Members of the union Unison are to protest today at plans in the South West to create a regional “pay cartel”.
As previously reported by Nursing Times, 16 trusts in the South West are seeking to move away from Agenda for Change and have formed a consortium to lead regional negotiation on pay, terms and conditions. Unions have dubbed the group a “cartel”.
Only Somerset Community Health and Torbay and Southern Devon Health and Care Trust have decided not to join the group, while the region’s mental health trusts are keeping their position under review.
Unison claims the plans will “damage patient care and drive down pay”, and threatens the future of on-going national negotiations between unions and government representatives on changes to Agenda for Change.
The union is holding its annual conference in Bournemouth this week. It said more than a hundred health workers plus supporters are set to protest outside Poole Hospital Foundation Trust at 1pm today.
According to the union, the trust is a “key player” in setting up the cartel as its chief executive, Chris Bown, is chair of its steering group.
Unison head of health Christina McAnea, who will lead the protest, said: “The setting up of this pay cartel is a crude attempt to drive down wages, which in turn will damage the quality of patient care in all 16 trusts.
“The cartel will lead to shortages of key staff who will vote with their feet and move to hospitals where the pay is better and patients will be the ones who suffer.”
She added: “Cutting wages of hospital workers will also have a knock-on effect on already depressed economies in the South West.
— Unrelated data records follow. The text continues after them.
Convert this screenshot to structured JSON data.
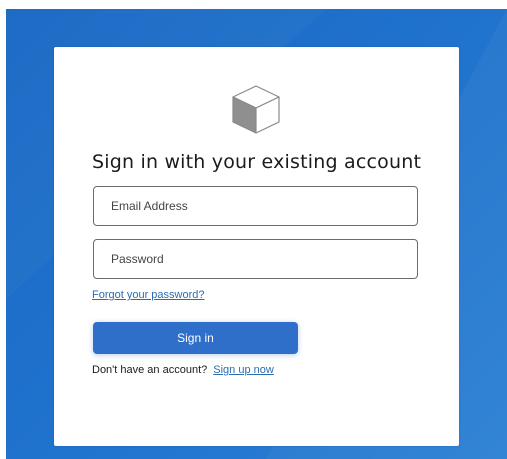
{
  "colors": {
    "background_blue": "#1f72cc",
    "button_blue": "#2f6fca",
    "link_blue": "#2b6cb0"
  },
  "logo": {
    "icon": "cube-icon"
  },
  "form": {
    "title": "Sign in with your existing account",
    "email_placeholder": "Email Address",
    "password_placeholder": "Password",
    "forgot_password_link": "Forgot your password?",
    "signin_button": "Sign in",
    "no_account_text": "Don't have an account?",
    "signup_link": "Sign up now"
  }
}
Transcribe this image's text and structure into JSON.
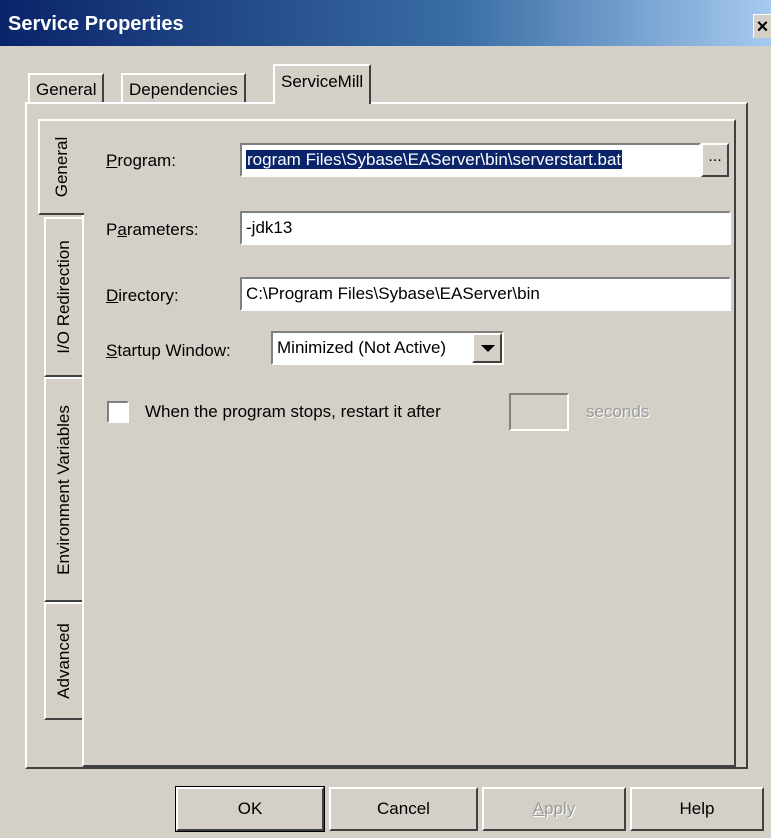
{
  "window": {
    "title": "Service Properties",
    "close_glyph": "×"
  },
  "tabs": [
    {
      "label": "General"
    },
    {
      "label": "Dependencies"
    },
    {
      "label": "ServiceMill",
      "active": true
    }
  ],
  "side_tabs": [
    {
      "label": "General",
      "active": true
    },
    {
      "label": "I/O Redirection"
    },
    {
      "label": "Environment Variables"
    },
    {
      "label": "Advanced"
    }
  ],
  "form": {
    "program": {
      "label_access": "P",
      "label_rest": "rogram:",
      "value": "rogram Files\\Sybase\\EAServer\\bin\\serverstart.bat",
      "browse_label": "..."
    },
    "parameters": {
      "label_pre": "P",
      "label_access": "a",
      "label_rest": "rameters:",
      "value": "-jdk13"
    },
    "directory": {
      "label_access": "D",
      "label_rest": "irectory:",
      "value": "C:\\Program Files\\Sybase\\EAServer\\bin"
    },
    "startup_window": {
      "label_access": "S",
      "label_rest": "tartup Window:",
      "value": "Minimized (Not Active)"
    },
    "restart": {
      "checked": false,
      "label": "When the program stops, restart it after",
      "seconds_value": "",
      "seconds_label": "seconds"
    }
  },
  "buttons": {
    "ok": "OK",
    "cancel": "Cancel",
    "apply_access": "A",
    "apply_rest": "pply",
    "help": "Help"
  }
}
Health workers are already suffering from a two year pay freeze and this further assault on their pay and conditions will hit morale as well as their spending power.
“We do not want rogue employers threatening to undermine the stability of national pay bargaining and Agenda for Change. It is not too late for those 16 trusts to do the right thing by their patients and staff and drop this damaging and divisive plan.”
In response, Mr Bown said: “I was pleased to have had the opportunity to discuss the outline project with senior Unison representatives today - we are committed to providing staff and union representatives with regular updates as the project proceeds, and to listen to any concerns they may have.
“At this stage, prior to the working group meeting for the first time and therefore with no decisions made on how the project will progress, it was helpful to hold some initial dialogue.”